(Interface dataset entries)
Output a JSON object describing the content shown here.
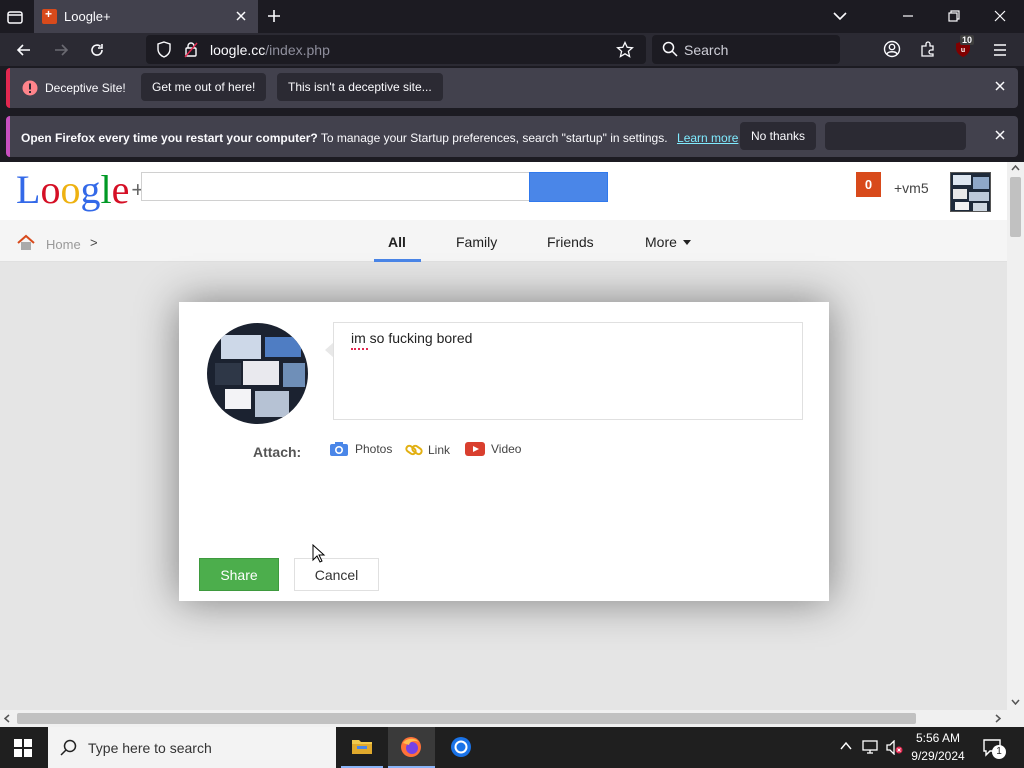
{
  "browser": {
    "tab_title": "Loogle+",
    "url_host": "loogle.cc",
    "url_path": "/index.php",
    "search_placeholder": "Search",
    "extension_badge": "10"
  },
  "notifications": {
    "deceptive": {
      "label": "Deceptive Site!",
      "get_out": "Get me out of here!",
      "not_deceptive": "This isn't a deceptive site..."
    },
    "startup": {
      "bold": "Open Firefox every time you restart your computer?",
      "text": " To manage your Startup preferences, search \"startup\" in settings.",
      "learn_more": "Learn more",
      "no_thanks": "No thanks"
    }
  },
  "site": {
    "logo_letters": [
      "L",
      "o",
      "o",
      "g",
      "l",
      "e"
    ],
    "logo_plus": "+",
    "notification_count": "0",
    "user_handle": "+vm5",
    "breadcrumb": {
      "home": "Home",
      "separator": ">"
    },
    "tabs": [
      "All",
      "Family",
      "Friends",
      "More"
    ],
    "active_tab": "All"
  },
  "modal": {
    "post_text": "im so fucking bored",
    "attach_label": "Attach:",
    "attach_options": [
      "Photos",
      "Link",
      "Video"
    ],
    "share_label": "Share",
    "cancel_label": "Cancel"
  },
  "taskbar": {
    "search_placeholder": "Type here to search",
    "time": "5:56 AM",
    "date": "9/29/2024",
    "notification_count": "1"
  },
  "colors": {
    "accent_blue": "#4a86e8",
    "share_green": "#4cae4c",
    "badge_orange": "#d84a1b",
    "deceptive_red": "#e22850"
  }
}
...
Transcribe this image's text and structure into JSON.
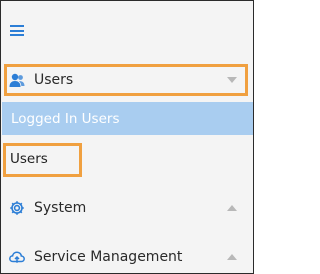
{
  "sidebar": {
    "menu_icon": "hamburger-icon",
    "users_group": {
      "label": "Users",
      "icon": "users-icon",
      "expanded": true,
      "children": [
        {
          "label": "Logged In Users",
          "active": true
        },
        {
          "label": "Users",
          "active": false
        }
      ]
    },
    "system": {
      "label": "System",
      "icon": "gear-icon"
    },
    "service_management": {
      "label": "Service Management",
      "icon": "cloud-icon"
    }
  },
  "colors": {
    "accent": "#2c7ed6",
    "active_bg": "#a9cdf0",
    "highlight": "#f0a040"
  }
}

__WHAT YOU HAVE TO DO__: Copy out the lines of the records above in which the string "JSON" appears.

__TASK RESPONSE__:
Output a JSON object describing the content shown here.
Transcribe this image's text and structure into JSON.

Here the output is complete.